HOW TO COMPLETE THIS TASK: Please state how many lines of the data below contain the word "Destination", offering nothing besides the number.

Content starts

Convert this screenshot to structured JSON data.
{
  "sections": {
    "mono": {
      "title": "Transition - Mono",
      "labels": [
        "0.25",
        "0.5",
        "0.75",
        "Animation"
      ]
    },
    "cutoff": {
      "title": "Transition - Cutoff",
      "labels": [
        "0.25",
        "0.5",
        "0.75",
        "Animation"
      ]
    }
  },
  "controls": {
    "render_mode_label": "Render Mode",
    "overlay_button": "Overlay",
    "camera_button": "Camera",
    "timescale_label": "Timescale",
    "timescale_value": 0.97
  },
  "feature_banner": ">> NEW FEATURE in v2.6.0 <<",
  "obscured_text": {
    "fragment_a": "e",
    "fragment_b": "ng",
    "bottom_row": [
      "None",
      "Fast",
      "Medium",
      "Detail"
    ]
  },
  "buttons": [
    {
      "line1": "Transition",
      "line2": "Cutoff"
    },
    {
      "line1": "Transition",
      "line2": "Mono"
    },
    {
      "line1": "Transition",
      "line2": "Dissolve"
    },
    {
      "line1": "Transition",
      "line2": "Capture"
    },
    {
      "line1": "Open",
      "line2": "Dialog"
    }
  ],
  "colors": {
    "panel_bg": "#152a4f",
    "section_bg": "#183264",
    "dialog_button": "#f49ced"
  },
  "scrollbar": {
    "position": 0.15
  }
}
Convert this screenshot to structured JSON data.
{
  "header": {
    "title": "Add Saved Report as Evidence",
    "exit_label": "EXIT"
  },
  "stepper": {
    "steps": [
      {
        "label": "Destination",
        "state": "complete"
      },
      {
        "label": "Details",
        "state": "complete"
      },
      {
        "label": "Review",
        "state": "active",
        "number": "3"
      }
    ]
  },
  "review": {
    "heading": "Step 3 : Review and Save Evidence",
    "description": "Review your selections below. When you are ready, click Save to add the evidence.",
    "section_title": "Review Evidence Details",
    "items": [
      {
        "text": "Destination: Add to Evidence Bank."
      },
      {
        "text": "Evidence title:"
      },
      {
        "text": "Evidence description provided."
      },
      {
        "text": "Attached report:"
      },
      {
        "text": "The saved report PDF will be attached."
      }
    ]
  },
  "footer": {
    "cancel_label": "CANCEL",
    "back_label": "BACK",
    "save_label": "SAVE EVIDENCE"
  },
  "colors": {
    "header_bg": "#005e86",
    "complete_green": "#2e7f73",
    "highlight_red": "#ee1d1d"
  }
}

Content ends

RESPONSE: 2